Major Spoilers. The ending of the book didn't surprise me in the least. There were too many hints at what was going to arise but I wasn't disappointed either. I'd love to know your thoughts on the ending--were you surprised or did you see it coming. I loved the last two lines and they'll continue to stick with me: "Life was such a wheel that no man could stand upon it for long. / And it always, at the end, came round to the same place again" (1153). So much of this book felt like a good versus evil battle and the common belief is that one must prevail over the other but can there be one without the other? Even as Stu pondered what Glen would say about the Free Zone and the nature of society and the way that it functions hit me. What would have happened if those three hadn't gone west to face the walkin' dude? And since this is a spoiler section, can I just note that I'm royally pissed off about what happens to Nick and Larry? Nevermind the others but really King? Really?
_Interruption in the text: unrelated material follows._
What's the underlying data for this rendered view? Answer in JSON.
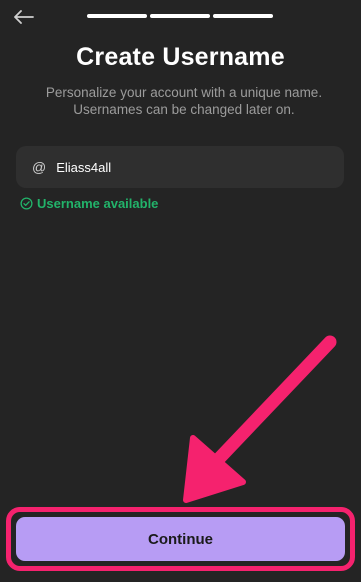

The one quote I marked: The beauty of religious mania is that it has the power to explain everything. Once God (or Satan) is accepted as the first cause of everything which happens in the mortal world, nothing is left to chance...or change. Once such incantatory phrases as "we see now through a glass darkly" and "mysterious are the ways He chooses His wonders to perform" are mastered, logic can be happily tossed out the window. Religious mania is one of the few infallible ways of responding to the world's vagaries, because it totally eliminates pure accident. To the true religious maniac, it's all on purpose" (617).
Bottom Line: Hi guys. Can you all fly to Dallas so we can just get some coffee or drinks and chat about this one? Great! Thanks! I'll even take you two-stepping at Billy Bob's in Fort Worth.
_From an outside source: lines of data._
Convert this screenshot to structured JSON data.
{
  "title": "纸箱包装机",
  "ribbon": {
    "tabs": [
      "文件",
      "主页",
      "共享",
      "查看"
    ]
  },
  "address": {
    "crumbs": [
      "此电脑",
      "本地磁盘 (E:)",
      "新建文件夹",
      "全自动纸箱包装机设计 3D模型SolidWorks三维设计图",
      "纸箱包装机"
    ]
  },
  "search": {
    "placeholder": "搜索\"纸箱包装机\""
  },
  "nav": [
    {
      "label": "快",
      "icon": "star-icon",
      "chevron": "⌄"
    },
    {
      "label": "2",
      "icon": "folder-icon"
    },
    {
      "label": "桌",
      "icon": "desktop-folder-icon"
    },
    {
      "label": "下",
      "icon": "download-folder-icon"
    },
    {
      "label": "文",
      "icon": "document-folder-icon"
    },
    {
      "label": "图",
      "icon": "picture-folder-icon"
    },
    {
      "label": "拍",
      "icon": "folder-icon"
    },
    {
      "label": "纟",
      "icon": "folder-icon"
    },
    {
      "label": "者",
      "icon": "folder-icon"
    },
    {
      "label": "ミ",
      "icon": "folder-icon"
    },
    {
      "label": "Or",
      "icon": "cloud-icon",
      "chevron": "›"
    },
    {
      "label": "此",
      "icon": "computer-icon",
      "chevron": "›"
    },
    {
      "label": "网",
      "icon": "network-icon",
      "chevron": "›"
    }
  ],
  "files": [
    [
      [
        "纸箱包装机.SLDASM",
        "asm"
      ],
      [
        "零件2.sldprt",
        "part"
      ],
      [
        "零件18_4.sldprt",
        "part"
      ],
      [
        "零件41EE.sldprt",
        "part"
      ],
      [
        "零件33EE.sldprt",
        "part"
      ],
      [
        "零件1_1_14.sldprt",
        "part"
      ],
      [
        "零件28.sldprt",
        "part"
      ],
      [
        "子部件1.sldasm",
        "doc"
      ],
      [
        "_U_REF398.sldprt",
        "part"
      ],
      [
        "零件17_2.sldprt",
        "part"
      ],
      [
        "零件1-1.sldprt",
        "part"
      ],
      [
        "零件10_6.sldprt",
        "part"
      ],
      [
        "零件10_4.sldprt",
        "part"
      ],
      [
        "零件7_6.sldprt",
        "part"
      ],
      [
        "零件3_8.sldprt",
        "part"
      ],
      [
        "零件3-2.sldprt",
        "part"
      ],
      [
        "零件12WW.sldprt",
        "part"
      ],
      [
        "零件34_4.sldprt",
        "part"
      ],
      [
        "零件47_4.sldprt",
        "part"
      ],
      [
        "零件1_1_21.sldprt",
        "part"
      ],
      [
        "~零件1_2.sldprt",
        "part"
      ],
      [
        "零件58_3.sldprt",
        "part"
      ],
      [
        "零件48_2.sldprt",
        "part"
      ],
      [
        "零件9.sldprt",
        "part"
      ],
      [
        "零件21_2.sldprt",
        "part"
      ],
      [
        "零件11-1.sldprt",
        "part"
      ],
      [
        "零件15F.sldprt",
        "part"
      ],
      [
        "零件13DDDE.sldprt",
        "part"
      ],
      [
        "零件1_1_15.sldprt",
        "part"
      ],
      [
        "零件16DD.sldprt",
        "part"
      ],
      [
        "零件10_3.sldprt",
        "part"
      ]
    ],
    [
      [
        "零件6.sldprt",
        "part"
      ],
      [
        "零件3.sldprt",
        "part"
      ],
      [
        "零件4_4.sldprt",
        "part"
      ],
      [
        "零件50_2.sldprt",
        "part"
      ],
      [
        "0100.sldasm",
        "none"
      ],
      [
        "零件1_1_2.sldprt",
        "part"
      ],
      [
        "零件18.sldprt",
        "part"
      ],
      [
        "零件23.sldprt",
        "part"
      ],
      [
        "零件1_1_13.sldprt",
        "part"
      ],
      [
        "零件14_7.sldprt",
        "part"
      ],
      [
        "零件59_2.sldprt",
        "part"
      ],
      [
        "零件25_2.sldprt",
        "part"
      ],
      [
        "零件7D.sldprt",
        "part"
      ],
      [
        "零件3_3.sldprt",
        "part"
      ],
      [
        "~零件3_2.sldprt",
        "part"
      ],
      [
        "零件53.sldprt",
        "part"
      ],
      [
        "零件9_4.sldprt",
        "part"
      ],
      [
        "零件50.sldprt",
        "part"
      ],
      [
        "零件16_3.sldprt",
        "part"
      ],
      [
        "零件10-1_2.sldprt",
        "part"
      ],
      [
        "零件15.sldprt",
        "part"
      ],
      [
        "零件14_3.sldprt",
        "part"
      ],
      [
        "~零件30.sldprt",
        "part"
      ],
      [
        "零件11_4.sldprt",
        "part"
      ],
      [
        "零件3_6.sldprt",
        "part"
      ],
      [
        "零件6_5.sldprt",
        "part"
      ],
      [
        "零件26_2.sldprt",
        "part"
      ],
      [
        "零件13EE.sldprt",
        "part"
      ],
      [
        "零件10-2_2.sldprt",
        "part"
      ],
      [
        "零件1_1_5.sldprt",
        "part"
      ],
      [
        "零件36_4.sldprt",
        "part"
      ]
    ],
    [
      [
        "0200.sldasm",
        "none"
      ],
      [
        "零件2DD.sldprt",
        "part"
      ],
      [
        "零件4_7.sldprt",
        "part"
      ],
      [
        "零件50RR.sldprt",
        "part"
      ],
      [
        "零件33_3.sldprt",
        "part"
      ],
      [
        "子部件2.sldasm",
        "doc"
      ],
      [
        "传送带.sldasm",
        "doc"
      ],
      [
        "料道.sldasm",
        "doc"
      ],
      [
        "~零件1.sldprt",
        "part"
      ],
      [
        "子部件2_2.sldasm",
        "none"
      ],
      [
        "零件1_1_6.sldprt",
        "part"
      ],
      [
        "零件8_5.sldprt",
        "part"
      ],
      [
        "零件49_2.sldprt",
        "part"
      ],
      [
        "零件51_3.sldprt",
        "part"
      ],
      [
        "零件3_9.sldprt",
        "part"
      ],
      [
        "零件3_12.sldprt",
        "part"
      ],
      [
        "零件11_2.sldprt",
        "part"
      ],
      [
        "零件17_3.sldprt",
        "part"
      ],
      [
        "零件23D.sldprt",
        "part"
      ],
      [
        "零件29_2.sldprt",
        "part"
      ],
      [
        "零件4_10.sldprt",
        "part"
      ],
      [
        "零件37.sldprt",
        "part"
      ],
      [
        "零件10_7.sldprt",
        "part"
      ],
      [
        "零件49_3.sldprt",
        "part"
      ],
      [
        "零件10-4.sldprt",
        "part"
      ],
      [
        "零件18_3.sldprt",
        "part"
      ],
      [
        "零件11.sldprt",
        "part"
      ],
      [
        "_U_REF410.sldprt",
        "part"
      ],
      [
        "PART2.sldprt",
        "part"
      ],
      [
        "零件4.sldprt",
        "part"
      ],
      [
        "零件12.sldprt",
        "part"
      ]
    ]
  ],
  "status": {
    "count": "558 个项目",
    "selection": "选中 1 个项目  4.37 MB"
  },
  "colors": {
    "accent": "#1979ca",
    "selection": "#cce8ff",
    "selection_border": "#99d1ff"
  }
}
Serious Bottom Line: The Stand is an incredibly rich and complex novel with multi-layered themes and characters. Anyone who tells you differently is full of shit. But beyond being consumed by The Stand for two months, I gained an appreciation for Stephen King as a first time reader of his works. His writing and the story were truly living and breathing and perhaps a bit popculterish but almost unlike anything I've read before. I think I'm too timid to continue reading more King (though I am curious about 11/23/63) but M-O-O-N spells King, laws yes.
A Note on the Audio: When I realized that I wasn't going to be able to reading this bad boy in 9 weeks (yes, I really am that lame), I opted to supplement with the audiobook version narrated by Grover Gardner. It. Was. Fantastic. I did listen on 1.5x for most of the book to keep up my pacing but I loved Gardner's narration. His voice is gravelly, which took some time to get used to, but once I did I knew that he was the perfect choice of narrator. His voice added just the right amount of grit to really make this novel seep into your bones. Through Gardner's narration the book truly came to life and when I had time to pick up the actual book I found that it fell flat in comparison. The time commitment on the audio is huge but I highly recommend it.
Enough of my rambling...I'd love to hear your thoughts:
And seriously--what do you guys think about a #standalong twitter party? Weeknight? Weekend? The only day day that I could commit would be Saturday or Sunday when I'm not working.
Have you read The Stand? What did you think?